Data provided.
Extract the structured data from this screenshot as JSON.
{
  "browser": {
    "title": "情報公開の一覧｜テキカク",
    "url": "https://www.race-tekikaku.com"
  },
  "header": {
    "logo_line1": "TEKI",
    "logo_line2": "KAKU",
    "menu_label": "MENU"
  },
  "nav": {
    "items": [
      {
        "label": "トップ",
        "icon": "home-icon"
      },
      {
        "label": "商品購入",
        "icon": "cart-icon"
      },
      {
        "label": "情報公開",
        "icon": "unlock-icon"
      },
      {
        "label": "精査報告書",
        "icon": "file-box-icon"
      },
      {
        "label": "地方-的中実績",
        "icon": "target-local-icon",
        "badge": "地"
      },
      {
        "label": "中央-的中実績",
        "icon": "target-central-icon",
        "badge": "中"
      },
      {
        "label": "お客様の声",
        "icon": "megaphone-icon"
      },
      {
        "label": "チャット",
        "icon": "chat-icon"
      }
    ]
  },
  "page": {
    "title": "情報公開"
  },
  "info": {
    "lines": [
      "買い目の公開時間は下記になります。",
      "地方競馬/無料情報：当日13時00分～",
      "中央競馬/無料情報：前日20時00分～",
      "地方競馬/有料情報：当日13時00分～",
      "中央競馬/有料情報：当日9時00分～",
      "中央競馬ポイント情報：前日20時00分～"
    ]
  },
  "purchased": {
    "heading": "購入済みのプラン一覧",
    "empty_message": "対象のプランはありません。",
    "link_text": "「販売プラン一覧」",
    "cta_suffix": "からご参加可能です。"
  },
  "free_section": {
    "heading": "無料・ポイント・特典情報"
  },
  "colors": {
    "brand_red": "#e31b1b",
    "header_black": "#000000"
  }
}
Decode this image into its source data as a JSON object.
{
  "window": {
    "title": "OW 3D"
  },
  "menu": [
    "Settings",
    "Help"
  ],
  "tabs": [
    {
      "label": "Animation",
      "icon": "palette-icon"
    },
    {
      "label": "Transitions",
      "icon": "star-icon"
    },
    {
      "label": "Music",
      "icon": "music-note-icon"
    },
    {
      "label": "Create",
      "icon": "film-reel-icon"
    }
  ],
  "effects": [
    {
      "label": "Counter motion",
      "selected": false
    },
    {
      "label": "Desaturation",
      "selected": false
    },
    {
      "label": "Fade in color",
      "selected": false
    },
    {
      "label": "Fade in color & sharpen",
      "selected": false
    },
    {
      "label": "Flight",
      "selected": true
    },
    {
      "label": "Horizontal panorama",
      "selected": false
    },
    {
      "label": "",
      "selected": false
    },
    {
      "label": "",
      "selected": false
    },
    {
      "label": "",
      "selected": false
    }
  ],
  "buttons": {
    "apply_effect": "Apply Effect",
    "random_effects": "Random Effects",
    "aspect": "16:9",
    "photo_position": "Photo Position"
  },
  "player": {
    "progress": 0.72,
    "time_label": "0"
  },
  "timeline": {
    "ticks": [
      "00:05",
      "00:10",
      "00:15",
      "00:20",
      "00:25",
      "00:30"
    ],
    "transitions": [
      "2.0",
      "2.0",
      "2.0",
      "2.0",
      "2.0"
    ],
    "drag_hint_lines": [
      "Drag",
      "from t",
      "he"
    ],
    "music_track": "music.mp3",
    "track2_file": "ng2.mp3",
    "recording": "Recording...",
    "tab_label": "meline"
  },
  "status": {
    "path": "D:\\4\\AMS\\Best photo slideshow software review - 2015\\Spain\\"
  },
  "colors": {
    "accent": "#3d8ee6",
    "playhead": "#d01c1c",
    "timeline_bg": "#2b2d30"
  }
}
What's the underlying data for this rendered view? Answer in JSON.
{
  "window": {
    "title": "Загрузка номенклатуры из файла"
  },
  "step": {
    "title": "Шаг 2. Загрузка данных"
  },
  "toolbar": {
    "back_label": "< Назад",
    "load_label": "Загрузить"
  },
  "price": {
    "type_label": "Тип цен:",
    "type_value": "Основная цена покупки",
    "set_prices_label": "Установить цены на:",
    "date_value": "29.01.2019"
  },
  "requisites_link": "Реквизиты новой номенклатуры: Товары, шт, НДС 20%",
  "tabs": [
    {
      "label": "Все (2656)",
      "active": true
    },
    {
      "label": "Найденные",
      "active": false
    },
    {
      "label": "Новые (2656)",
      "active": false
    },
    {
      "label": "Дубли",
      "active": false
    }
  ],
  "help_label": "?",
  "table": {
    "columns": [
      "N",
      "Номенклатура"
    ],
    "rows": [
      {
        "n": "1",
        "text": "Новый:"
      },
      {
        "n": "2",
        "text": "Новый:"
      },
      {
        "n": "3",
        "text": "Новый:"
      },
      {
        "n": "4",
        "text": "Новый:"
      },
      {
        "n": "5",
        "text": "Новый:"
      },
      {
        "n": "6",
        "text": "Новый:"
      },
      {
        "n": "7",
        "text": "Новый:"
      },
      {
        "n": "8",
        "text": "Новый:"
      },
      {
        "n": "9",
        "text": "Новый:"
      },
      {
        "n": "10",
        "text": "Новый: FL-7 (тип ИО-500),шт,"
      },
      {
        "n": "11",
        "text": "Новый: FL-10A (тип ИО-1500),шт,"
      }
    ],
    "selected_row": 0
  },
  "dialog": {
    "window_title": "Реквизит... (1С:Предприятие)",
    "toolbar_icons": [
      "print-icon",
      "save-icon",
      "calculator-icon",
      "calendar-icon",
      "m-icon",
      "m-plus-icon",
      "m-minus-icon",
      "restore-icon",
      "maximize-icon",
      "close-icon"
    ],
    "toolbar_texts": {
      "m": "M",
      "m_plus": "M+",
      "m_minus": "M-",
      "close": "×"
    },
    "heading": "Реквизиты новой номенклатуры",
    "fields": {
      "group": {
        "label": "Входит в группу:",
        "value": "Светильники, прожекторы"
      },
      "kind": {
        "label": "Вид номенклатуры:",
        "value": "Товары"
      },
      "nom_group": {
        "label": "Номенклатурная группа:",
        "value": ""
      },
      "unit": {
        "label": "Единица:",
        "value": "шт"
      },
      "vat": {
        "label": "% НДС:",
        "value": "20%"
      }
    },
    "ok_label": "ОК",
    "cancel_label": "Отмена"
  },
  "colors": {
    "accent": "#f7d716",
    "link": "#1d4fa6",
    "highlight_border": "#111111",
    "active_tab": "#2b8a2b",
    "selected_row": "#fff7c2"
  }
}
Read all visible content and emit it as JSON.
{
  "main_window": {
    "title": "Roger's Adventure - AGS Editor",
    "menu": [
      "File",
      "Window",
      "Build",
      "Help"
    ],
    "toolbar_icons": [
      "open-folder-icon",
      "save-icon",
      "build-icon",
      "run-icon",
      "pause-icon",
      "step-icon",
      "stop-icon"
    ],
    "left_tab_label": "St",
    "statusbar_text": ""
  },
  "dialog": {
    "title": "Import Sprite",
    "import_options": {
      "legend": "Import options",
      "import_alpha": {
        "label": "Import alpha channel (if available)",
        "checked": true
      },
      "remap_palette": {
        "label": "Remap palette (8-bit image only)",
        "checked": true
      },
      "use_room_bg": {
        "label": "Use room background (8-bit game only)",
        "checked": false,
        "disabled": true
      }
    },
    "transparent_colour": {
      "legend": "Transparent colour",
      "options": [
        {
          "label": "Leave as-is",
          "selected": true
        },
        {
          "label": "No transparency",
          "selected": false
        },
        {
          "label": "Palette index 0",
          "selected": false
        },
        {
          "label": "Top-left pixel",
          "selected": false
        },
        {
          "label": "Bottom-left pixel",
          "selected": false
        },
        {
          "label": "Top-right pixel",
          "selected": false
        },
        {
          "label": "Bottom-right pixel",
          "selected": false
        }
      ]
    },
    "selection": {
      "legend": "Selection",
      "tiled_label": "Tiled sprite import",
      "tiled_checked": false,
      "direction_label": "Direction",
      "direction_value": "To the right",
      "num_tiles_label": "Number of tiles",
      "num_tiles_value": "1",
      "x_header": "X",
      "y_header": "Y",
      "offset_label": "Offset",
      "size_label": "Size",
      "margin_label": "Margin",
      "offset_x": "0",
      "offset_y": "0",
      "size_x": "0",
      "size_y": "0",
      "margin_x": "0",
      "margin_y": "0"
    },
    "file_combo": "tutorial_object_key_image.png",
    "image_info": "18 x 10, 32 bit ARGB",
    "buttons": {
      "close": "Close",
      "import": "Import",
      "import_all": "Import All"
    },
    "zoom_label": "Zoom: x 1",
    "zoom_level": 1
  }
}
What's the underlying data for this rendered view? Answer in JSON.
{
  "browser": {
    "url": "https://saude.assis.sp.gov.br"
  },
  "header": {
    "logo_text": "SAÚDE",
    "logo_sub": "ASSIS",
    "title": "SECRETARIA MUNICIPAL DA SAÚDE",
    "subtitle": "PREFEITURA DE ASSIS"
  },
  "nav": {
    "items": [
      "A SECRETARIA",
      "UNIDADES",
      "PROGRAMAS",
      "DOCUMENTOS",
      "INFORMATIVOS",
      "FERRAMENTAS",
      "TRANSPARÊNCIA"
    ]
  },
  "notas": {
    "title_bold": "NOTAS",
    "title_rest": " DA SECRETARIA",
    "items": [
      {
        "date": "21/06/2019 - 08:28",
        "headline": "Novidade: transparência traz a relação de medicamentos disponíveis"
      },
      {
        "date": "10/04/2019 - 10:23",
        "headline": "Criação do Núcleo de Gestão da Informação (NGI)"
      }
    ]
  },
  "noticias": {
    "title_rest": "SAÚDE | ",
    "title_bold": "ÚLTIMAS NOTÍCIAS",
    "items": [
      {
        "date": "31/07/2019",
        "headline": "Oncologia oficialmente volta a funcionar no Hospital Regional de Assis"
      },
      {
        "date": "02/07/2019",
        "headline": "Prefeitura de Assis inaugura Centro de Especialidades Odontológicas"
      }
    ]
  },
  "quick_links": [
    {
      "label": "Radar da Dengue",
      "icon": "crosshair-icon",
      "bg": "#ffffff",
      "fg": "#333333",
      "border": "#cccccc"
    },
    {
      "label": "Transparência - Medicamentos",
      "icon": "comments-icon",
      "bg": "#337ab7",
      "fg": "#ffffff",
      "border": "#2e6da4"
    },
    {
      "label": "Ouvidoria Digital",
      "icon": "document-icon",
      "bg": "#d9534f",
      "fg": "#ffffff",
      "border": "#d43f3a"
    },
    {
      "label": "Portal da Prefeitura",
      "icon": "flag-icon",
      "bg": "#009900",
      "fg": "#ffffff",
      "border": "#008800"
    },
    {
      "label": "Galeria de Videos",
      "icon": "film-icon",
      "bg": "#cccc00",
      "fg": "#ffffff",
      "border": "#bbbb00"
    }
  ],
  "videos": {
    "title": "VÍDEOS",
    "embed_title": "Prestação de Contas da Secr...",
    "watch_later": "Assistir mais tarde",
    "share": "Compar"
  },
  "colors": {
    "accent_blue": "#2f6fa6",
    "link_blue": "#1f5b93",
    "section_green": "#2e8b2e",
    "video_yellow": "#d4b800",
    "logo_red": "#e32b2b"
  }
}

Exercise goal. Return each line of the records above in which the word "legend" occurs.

Solution for this task.
      "legend": "Import options",
      "legend": "Transparent colour",
      "legend": "Selection",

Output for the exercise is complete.